The world’s emerging market and regions are also expected to deliver the fastest growth in air cargo volumes over the next five years, led by the Middle East and Africa, observes Sanjiv Edward from DIAL. “Strongest forecast growth is foreseen on trade lanes between Asia and the Middle East, within the Middle East region too, and between North and South America due to several initiatives impelled worldwide to provide momentum to the freight and cargo services, especially in the new era of e-commerce and globalised economy,” he adds.
Chatterjee from Deloitte throws considerable light on the significant trends in the airborne freight and cargo services in the years to come. “In the coming years customer tolerance time will reduce further and we are already seeing a major shift towards mass customisation. The delivery lead times will be the key and, hence, airborne freight and cargo services are going to expand significantly. There will be specialised carriers who will be able to transport both passengers and cargo in the same plane (which happens mostly as we still do not have much of dedicated air freight carriers in India). We expect to see disruptions in business model in this sector,” he explains.
The governments should be investing in creating industrial parks and make land available for building facilitation centres around the airport areas. They should also invest in creating a good road transportation network for efficient distribution. Road transportation is a very critical component of air cargo. The government should also work on reducing bureaucracy and pull down the hurdles created by border control processes. Everything that the governments do should be done to facilitate trade and distribution rather than policing it. Today, there is no room for traditional way of doing business. In the air transportation business, the future will belong to fully autonomous aircraft.

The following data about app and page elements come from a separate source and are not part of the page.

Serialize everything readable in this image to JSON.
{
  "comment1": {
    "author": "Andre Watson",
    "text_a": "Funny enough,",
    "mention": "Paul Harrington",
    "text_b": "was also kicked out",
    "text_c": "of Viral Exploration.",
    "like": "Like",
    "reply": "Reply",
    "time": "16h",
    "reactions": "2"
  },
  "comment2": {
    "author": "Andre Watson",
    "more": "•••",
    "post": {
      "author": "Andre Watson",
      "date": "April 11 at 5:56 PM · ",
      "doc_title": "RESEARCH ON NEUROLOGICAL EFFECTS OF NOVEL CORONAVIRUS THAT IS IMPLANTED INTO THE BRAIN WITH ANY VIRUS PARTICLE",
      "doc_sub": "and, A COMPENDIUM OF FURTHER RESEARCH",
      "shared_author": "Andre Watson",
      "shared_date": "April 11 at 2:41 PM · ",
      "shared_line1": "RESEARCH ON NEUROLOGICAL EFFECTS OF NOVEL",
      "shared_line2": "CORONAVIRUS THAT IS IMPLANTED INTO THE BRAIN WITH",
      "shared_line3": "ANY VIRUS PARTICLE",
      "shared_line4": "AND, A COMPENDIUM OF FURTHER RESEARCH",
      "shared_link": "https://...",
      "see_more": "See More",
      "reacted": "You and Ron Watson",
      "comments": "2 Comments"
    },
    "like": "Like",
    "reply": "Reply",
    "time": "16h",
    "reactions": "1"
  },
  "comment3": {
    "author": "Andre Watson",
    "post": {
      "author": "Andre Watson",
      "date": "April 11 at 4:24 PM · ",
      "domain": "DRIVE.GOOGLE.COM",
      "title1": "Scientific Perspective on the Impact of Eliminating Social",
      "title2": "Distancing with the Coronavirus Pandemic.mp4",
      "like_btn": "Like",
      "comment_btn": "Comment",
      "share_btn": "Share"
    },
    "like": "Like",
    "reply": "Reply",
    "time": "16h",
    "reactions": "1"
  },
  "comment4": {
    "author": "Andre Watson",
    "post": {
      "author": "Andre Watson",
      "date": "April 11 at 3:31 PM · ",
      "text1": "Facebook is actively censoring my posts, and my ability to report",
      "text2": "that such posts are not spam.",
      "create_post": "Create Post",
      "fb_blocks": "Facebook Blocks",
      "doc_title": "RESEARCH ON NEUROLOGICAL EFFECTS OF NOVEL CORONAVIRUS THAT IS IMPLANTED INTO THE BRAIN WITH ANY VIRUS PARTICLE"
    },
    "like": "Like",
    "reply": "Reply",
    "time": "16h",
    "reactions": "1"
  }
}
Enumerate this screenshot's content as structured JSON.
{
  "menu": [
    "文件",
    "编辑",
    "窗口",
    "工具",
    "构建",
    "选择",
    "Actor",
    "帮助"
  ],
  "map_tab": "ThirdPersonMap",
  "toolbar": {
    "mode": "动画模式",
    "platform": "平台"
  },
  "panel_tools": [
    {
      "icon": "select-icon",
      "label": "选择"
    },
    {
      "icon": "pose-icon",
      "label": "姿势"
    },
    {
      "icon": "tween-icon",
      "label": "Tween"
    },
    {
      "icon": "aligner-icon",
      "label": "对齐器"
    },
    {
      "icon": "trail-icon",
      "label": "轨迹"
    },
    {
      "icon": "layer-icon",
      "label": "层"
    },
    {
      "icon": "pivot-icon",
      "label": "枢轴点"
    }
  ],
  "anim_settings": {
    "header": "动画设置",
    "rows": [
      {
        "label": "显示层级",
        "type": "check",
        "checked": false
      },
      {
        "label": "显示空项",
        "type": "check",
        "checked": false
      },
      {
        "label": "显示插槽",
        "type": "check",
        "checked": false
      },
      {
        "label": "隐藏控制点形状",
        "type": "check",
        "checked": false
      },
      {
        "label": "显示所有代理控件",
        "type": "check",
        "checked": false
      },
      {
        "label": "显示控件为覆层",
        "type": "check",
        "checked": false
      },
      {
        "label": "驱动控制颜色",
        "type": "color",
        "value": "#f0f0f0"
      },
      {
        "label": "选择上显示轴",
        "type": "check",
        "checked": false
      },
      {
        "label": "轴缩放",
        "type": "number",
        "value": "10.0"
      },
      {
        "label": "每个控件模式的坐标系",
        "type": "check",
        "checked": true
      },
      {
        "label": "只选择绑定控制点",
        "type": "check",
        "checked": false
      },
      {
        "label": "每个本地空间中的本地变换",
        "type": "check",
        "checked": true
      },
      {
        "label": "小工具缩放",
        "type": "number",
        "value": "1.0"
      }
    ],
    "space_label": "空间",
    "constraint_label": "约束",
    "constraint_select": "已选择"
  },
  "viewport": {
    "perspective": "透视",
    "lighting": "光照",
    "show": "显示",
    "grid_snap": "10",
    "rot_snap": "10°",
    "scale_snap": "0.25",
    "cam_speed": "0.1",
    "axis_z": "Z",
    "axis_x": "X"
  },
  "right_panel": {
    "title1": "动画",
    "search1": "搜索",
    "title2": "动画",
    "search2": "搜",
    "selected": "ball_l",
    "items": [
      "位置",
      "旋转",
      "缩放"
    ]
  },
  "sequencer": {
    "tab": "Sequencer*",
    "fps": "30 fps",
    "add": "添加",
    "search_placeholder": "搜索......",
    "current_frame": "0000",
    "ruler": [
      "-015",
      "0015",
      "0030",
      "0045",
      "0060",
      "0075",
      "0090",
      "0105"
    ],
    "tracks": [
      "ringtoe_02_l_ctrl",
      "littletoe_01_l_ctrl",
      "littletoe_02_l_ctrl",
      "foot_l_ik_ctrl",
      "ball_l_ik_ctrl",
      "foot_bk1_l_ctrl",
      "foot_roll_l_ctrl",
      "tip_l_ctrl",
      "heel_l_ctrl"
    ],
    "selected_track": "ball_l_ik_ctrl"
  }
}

Cargo drone startups like Natilus will lead this space with large commercial drones ploughing the traditional air routes at much lower operating costs.